A report released in February by WalletHub identified which states would be hurt most by a trade war with Mexico.
The trade plan outlined on the White House website centers on withdrawing from the Trans-Pacific Partnership and renegotiating NAFTA.
Bloomberg reported Friday that the peso rose 1.9% following comments by U.S. Commerce Secretary Wilbur Ross that the currency could recover “quite a lot” if the Mexican and U.S. governments can come to an agreement on trade.
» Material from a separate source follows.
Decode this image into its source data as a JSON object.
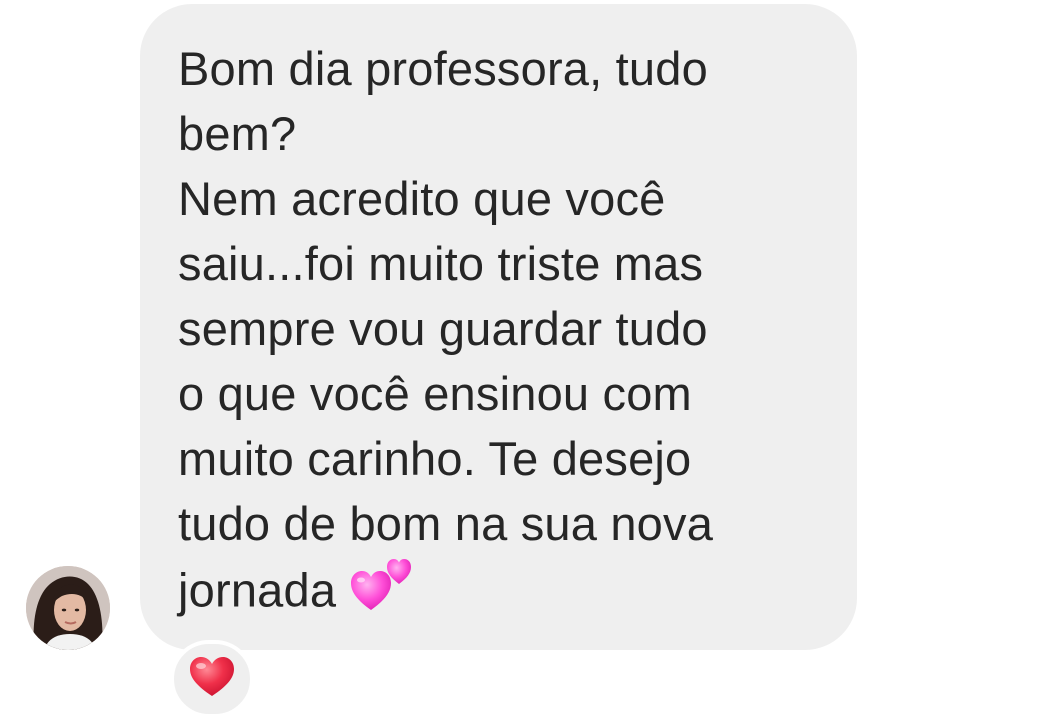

However, Mexican Economy Minister Ildefonso Guajardo told the news service in an interview on Monday that his country wouldn’t entertain suggestions to implement duties or quotas in imports from Mexico.
Guajardo said NAFTA “has been a very efficient tool to improve U.S. and Mexico relationships,” and noted the agriculture and manufacturing industries could be especially hurt by changes to NAFTA.
Antonio Saravia, assistant professor of economics and director of the BB&T Center for Undergraduate Research in Public Policy and Capitalism at Mercer University, said in the WalletHub report that pulling out of NAFTA would be “disastrous.”
“Mexico and Canada have always been among the top five major US trading partners. Mexico and Canada account for about 34% of U.S. exports and 26% of U.S. imports,” he explained in the report.”
Harlan Holt, visiting assistant professor of economics at Union College, believes such a move would be felt more by Mexico than the United States. “Because the U.S. is such a huge and well-diversified economy,” he said in the report, NAFTA’s “impact on U.S. GDP by most estimates has been rather small (but still positive). So the direct economic impact on the U.S. is likely negative (higher prices, lower GDP), but only modestly so.”
To judge the impact of trade restrictions on states, WalletHub used data from the U.S. Census Bureau, the U.S. Bureau of Economic Analysis, the Bureau of Labor Statistics and The Wilson Center, a nonpartisan think tank. Analysts graded states on their exports as a share of total state exports and GDP, imports as a share of total imports and GDP, and the share of jobs supported by trade with Mexico. Each of those metrics was weighted equally in the report.